Australia's coach Darren Lehmann took responsibility today for the crushing Ashes defeat to England, saying that his players were desperate to make amends in the final Test at The Oval.
Australia are 3-1 down in the series after a humiliating fourth Test drubbing by an innings and 78 runs at Trent Bridge when the tourists were bowled out for 60 before lunch on the first day.
"We have been poor, we have been outplayed by a superior opponent, and as coaching staff, players and selectors we fully accept the blame for our losses at Edgbaston and Trent Bridge," Lehmann said in a column for the Cricket Australia website.
"On behalf of our team I want to apologise for the manner in which we have lost, especially to those tour groups and individual fans who paid to travel to the UK to watch us and to the millions more tuning in at home."
Lehmann attacked the suggestion that the players' wives, partners and families who had accompanied them on this tour had somehow contributed to the their lack form on the field.
"There's no question we haven't performed as we expected and we appreciate that in those circumstances we have to accept negative criticism from the media because we've had so much positive coverage during our success over the past two years," he said.

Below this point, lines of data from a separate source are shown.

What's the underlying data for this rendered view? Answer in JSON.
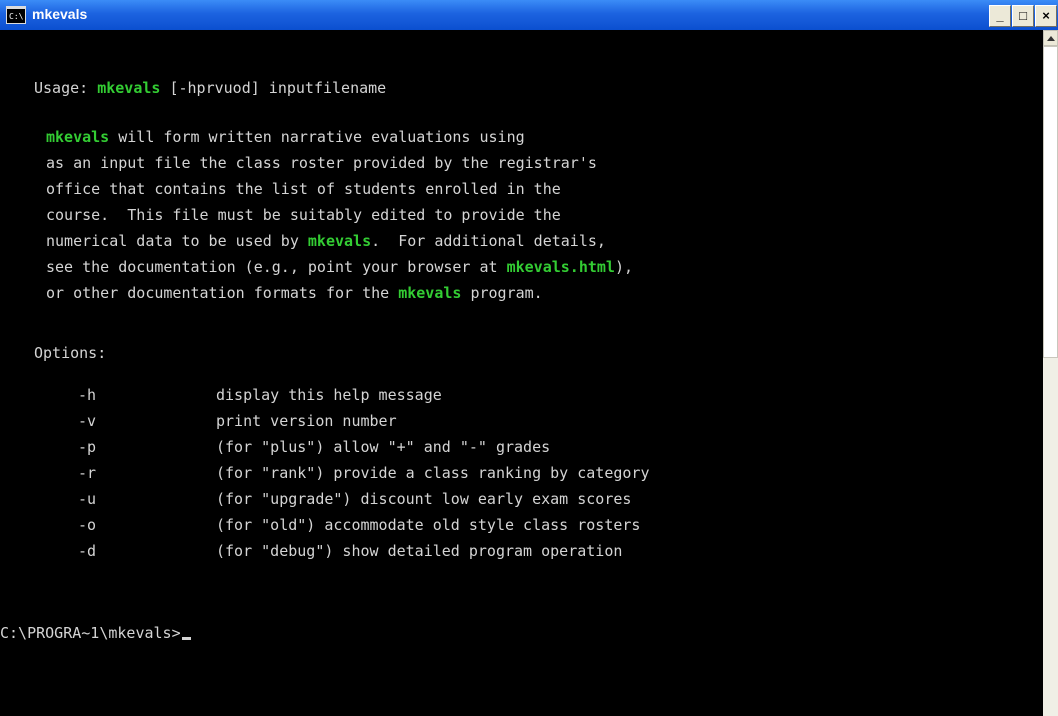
{
  "window": {
    "title": "mkevals",
    "minimize": "_",
    "maximize": "□",
    "close": "×"
  },
  "console": {
    "usage": {
      "prefix": "Usage: ",
      "cmd": "mkevals",
      "rest": " [-hprvuod] inputfilename"
    },
    "description": [
      [
        {
          "t": "mkevals",
          "hl": true
        },
        {
          "t": " will form written narrative evaluations using"
        }
      ],
      [
        {
          "t": "as an input file the class roster provided by the registrar's"
        }
      ],
      [
        {
          "t": "office that contains the list of students enrolled in the"
        }
      ],
      [
        {
          "t": "course.  This file must be suitably edited to provide the"
        }
      ],
      [
        {
          "t": "numerical data to be used by "
        },
        {
          "t": "mkevals",
          "hl": true
        },
        {
          "t": ".  For additional details,"
        }
      ],
      [
        {
          "t": "see the documentation (e.g., point your browser at "
        },
        {
          "t": "mkevals.html",
          "hl": true
        },
        {
          "t": "),"
        }
      ],
      [
        {
          "t": "or other documentation formats for the "
        },
        {
          "t": "mkevals",
          "hl": true
        },
        {
          "t": " program."
        }
      ]
    ],
    "options_heading": "Options:",
    "options": [
      {
        "flag": "-h",
        "desc": "display this help message"
      },
      {
        "flag": "-v",
        "desc": "print version number"
      },
      {
        "flag": "-p",
        "desc": "(for \"plus\") allow \"+\" and \"-\" grades"
      },
      {
        "flag": "-r",
        "desc": "(for \"rank\") provide a class ranking by category"
      },
      {
        "flag": "-u",
        "desc": "(for \"upgrade\") discount low early exam scores"
      },
      {
        "flag": "-o",
        "desc": "(for \"old\") accommodate old style class rosters"
      },
      {
        "flag": "-d",
        "desc": "(for \"debug\") show detailed program operation"
      }
    ],
    "prompt": "C:\\PROGRA~1\\mkevals>"
  },
  "colors": {
    "highlight": "#33cc33",
    "text": "#d4d4d4",
    "background": "#000000",
    "titlebar": "#0b4fd0"
  },
  "icons": {
    "app": "console-app-icon",
    "scroll_up": "scroll-up-arrow-icon"
  }
}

"And while we're happy to cop criticism for the way we bat, bowl, field or prepare I believe it's unfair to suggest having families with us as a reason for our on-field efforts."
Lehmann said the reality of international schedules was that some in the squad would have only been home for three or four days since the Boxing Day Test last December.
"I can't think of any other sport in which the players are away from their homes and their loved ones for such long stretches of time," he said.
"And as such we will continue to welcome families as part of any tour because it is simply unrealistic to expect them to spend those long periods apart."
Lehmann also rounded on criticism directed towards captain Michael Clarke, who announced that the fifth Ashes Test at the Oval would be his last.
"Michael is one of our most committed trainers who will go to the nets every day even when we have optional sessions or give guys a day off, and on practice days he'll travel to the ground early with the support staff who go ahead to get everything set up," he said.
He said the team hoped to send off Clarke with a win.
"From there, we enter a new era of Australian cricket that everyone in our set-up is really excited about," he added.